The early culinary results were not Michelin star worthy — a pan of water atop the grate with a Schmidt’s Meat Market hotdog in the pan, awaiting a white bun and ketchup.
A few years ago my sister actually ran across a recipe card I’d written that she found among some old family photos and sent it to me. It read: Hot Dog. Put in water. Heat.
My wood-fire techniques expanded over the years, especially since we’ve had a cabin up North.
Cooking on wood fire is a continuing learning experience. I once tried a technique of creating a nice coal pile and throwing a steak directly onto the coals. The guy on the TV show ended up with a perfectly charred rare steak. Mine had a lot of ash on the outside, burned more than charred, and kinda dry. I won’t be throwing another expensive steak on the coals.
There isn’t much you can’t do over a fire. Put meat and vegetables on the grate. Char Romaine or iceberg lettuce chunks. Slow cook a chicken or bake bread inside a Dutch oven, coals nestled around the bottom and some on top of the lid.
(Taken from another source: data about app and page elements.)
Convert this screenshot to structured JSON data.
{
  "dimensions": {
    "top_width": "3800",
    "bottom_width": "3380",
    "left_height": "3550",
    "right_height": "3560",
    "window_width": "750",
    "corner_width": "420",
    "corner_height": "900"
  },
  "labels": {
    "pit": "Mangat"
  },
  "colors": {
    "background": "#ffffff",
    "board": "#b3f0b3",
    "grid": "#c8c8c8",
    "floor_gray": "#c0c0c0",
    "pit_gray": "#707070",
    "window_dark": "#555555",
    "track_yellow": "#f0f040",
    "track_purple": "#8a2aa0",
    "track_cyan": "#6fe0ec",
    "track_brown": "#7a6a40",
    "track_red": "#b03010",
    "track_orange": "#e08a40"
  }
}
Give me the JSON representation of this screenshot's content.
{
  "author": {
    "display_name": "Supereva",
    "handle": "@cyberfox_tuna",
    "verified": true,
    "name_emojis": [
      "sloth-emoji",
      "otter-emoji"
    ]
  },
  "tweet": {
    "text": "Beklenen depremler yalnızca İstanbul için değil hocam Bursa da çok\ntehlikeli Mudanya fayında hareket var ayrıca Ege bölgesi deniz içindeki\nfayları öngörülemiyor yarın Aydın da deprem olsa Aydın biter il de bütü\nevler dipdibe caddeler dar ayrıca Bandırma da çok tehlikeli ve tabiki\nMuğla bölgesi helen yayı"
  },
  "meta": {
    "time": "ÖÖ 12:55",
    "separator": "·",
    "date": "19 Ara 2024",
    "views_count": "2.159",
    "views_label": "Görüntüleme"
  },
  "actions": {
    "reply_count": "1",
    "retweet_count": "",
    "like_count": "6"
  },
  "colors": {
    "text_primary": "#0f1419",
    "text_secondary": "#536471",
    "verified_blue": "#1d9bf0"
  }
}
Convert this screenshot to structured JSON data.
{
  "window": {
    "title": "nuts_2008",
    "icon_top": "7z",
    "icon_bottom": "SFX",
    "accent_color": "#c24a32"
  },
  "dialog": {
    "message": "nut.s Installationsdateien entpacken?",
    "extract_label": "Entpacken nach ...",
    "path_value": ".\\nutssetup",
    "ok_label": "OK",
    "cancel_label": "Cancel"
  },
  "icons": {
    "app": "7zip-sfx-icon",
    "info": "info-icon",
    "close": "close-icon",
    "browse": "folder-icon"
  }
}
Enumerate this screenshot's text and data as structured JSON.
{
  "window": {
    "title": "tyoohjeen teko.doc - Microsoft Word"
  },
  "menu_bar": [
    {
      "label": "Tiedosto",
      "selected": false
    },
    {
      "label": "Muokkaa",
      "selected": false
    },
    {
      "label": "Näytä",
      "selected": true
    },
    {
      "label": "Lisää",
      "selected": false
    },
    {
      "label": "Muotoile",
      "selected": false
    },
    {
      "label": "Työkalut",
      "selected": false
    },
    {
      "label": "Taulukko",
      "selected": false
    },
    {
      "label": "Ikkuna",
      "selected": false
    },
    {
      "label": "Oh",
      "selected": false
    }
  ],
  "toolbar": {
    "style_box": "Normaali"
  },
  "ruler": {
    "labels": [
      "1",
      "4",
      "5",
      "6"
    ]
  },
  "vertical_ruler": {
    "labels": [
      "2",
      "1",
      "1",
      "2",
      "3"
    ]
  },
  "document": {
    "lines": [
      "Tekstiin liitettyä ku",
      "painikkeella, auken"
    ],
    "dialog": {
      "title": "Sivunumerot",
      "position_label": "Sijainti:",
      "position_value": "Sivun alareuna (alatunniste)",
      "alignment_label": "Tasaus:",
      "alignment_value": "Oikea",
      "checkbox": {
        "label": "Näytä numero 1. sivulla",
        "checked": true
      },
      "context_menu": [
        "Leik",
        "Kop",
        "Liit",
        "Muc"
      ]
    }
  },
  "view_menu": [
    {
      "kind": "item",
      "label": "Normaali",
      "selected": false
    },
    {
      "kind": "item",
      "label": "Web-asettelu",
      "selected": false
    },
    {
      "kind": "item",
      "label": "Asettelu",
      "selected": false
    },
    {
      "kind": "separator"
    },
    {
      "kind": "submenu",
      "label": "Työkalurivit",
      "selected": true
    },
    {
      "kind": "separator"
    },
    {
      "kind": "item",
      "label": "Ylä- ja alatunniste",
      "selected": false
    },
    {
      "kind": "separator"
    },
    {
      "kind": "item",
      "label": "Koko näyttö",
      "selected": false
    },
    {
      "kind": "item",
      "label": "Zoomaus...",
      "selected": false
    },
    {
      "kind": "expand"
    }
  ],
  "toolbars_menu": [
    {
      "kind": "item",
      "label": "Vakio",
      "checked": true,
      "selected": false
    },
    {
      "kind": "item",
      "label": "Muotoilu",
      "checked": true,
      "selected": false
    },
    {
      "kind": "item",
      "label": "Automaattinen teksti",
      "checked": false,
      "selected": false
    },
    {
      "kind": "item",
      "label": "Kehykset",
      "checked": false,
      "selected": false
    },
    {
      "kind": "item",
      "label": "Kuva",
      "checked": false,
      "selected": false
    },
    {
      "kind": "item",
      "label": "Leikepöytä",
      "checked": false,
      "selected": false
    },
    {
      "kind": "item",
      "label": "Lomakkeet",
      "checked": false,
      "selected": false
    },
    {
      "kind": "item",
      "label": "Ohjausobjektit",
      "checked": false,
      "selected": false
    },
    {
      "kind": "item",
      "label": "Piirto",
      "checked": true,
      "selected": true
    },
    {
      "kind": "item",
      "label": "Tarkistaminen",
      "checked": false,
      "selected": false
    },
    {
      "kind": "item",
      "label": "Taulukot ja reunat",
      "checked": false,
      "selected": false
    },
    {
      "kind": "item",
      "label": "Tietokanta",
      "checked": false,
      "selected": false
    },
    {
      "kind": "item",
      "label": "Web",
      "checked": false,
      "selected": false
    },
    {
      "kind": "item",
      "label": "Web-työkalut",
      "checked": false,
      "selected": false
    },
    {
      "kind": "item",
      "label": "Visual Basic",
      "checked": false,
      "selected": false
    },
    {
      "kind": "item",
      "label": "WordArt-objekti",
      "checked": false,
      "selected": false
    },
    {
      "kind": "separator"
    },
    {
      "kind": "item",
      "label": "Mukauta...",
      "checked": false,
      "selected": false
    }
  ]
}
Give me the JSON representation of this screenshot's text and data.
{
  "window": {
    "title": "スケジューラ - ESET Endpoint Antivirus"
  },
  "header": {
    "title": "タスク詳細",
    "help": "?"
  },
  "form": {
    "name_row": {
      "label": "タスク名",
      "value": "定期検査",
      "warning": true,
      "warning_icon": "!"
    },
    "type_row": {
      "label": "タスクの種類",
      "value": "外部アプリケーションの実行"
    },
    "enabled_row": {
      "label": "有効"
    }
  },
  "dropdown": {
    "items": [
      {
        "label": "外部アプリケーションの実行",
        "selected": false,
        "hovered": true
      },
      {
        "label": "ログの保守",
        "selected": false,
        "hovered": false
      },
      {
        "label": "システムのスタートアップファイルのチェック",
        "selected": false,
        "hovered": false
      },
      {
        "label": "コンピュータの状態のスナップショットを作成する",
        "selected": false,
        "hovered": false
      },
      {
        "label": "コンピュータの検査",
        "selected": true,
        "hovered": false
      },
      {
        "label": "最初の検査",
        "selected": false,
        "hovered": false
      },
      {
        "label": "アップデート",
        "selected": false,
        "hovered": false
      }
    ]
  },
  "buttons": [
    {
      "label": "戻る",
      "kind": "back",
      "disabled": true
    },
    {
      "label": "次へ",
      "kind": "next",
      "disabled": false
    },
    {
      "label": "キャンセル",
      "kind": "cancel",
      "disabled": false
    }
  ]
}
A hobo dinner of cut-up potatoes, hamburger, baked beans and onions wrapped in tinfoil and slow cooked on embers is a guilty pleasure. Pizza, nachos, salmon, mac and cheese, whole tomatoes, octopus, clams and pretty much any food imaginable can be done over fire.
My grandson Daultin was excited to bring his Boy Scouts Dutch oven cake recipe to the cabin. Even before he started making it, you knew it couldn’t be a disappointment: Two cans of pie filling, a box of cake mix, one whole stick of butter. Bake over coals for 45 minutes.
Cooking with fire or smoking meats have become increasingly popular in recent years. There’s a primitive, romantic technique with a dash of danger mixed in. And there’s nothing that matches wood smoke flavor.
Those who don’t want to go full old-school can get the wood smoke flavor with wood chips in a charcoal Weber grill or use an electric smoker that burns chips.
Beyond the incomparable flavor, wood cooking is an engaging, hands-on experience that you can always improve on but never master.
There will be the scorched pork chops, the burgers that fall on the ground or into the fire, the undercooked meat with overcooked outside.
While cooking outdoors has always been popular, bringing the fire back inside has gained ground. More restaurants have wood-fired grills in the kitchen or tempt guests with a wood fire under slow-turning rotisserie chickens near the entryway.
Our growing fascination with cooking over wood would probably bewilder our ancestors. I’m guessing when the gas stove was invented they couldn’t wait to retire the cast iron wood cook stove.
But in our time of microwaves, induction ovens, vegetable steamer bags and frozen dinners, the return to the oldest form of cooking has appeal for many people.
I’ve done a lot of brats, but I’ve never tried cooking hot dogs over the grill since I was a kid. Maybe I’ll give it a try.
This time I’ll go bold and put it right on the grate.
Tim Krohn can be contacted at firstname.lastname@example.org or 507-344-6383.